San Diego Chargers:
1 19 Cromartie, Antonio CB 6-2 207 Florida State
2 50 McNeill, Marcus OT 6-7 337 Auburn
3 81 Whitehurst, Charlie QB 6-5 222 Clemson
5 151 Dobbins, Tim ILB 6-1 247 Iowa State
6 187 Clary, Jeromey OT 6-6 304 Kansas State
6 188 Smith, Kurt K 6-0 181 Virginia
7 225 Page, Chase DT 6-4 286 North Carolina
7 227 Martin, Jimmy C 6-4 303 Virginia Tech

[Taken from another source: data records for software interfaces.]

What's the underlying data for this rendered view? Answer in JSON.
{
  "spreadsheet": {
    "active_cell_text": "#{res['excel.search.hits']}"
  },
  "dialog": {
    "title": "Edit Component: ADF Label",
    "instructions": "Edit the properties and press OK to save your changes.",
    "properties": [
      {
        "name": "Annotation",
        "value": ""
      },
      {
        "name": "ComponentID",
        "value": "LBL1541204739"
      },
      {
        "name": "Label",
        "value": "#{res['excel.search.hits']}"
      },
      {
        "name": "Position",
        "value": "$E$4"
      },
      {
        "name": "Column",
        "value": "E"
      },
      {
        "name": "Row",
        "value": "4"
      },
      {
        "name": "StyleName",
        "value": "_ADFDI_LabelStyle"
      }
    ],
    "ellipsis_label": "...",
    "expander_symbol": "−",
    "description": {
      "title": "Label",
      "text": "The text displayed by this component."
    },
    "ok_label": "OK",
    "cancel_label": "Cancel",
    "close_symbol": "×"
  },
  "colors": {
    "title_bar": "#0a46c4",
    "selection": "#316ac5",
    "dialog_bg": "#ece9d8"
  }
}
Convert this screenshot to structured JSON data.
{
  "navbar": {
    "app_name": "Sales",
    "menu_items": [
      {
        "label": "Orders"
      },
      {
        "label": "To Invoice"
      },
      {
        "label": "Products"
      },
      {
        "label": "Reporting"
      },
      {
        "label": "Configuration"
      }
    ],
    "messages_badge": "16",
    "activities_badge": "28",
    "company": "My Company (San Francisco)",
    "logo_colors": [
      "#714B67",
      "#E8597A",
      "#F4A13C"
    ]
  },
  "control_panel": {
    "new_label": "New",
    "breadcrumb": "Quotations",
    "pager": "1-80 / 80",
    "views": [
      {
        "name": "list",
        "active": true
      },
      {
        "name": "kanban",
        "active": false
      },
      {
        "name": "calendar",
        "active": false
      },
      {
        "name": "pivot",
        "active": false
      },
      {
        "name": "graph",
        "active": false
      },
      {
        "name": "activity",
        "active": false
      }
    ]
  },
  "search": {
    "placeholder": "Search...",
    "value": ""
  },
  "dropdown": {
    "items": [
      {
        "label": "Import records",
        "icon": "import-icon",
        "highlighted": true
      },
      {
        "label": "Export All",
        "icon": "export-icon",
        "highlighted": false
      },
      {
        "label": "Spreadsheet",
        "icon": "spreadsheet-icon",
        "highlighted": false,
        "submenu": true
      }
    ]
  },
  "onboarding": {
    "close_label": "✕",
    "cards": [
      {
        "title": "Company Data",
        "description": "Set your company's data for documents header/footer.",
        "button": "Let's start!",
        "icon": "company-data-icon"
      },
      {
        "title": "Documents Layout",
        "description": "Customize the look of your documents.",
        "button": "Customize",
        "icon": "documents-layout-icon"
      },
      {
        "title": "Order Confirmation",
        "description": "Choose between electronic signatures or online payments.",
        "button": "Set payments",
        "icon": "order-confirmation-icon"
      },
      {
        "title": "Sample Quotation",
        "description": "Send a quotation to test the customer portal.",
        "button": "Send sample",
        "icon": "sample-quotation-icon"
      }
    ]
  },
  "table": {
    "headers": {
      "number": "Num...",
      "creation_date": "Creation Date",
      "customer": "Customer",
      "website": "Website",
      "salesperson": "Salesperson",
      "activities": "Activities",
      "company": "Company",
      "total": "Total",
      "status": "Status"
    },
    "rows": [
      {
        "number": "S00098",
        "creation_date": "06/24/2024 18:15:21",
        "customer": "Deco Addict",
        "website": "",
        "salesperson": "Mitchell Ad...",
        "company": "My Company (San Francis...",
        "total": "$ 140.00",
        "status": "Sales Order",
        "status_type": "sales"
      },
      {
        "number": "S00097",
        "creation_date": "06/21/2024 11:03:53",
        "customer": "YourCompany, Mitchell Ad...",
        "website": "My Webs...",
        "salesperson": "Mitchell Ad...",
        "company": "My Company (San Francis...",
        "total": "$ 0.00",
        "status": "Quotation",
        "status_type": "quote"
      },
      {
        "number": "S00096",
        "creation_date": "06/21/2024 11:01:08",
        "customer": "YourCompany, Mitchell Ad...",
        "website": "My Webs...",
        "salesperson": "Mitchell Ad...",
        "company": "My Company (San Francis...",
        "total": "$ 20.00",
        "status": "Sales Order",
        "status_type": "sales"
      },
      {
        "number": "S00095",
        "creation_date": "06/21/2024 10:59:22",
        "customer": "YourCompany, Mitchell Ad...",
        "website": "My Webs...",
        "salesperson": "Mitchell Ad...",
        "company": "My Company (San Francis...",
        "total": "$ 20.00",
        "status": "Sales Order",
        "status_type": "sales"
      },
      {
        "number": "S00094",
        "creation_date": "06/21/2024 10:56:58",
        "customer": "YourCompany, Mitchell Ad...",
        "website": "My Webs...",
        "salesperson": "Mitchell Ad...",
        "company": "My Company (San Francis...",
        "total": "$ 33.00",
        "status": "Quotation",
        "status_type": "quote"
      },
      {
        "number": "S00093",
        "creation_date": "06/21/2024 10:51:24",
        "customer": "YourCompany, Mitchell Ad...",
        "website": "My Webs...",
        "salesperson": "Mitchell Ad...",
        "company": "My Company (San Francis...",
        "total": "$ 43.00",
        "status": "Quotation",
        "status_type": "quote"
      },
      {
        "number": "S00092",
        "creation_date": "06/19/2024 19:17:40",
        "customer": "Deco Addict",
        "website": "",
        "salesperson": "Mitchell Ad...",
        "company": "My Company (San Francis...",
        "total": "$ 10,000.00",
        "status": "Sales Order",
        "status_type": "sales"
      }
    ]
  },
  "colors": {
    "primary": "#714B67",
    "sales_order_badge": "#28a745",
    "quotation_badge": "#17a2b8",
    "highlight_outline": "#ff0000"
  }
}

Best Pick: Marcus McNeill, OT, Auburn. Really like this pick. McNeill has a way to go on his technique, but you can't teach 6'7, 337 pounds with the agility and athleticism he has. He didn't give up very many sacks at all at Auburn, and his pass blocking is far beyond what people expect and give him credit for, but really, that's just icing on the cake. Where McNeill will fit in is as a road grading tackle who can open holes for LT and company. The best part is that with his agility and acumen for pass blocking, McNeill should quickly develop into a strong enough blindside protector to play the much more important left tackle spot, and be one of the stronger run blocking left tackles in the league. I really love this pick, in fact.
Charlie Whitehurst, I think, is the classic player who will be a better NFL player than he was in college. He was maddeningly inconsistent at Clemson and part of that was his supporting cast and coaching staff. I think he could eventually develop into a starter, but at worst, he's a strong backup who was well worth the pick. He has the size, intelligence, athleticism and arm to play in the NFL. He just has to be coached up. Tim Dobbins was a great pick on the second day. He's not a super athlete but he can play in the NFL at the MLB spot. He'll never be a star, but he could be a solid starter.
Worst Pick: Antonio Cromartie, CB, Florida State. I actually like Cromartie as a player a ton. I watched him play at FSU a couple of times, and he has size, speed and the second most important quality for a corner behind hips - a short memory. He got thrown on time and time again (Cro was a backup at the time), but he never quit trying to make plays, and steadily, he improved game to game until he was - even as a backup - one of the best returning corners in the nation. Then, he went out and tore his knee, and while I think it was a great move for him to come out early (as shown by the fact he was drafted 19th, which means a whole lotta green), I'm not sure this was a great pick. Teams jump at corners with size, speed and hips like Antonio's, but one coming off of a major knee injury? That scares me. More than likely, he should have been a second round pick. He could develop into the player they thought they were getting when they drafted Quentin Jammer, but it's hard for me to want to spend a first on a guy with a knee like that.
Overall: Cromartie is one of those 'high risk, high reward' type of players that either helps win championships or has no impact. He could develop into a hall of fame DB, or he could never live up to his potential, but if he even approaches meeting some of the talent he has, he'll be a star. McNeil, however, was the better pick. Final Grade: B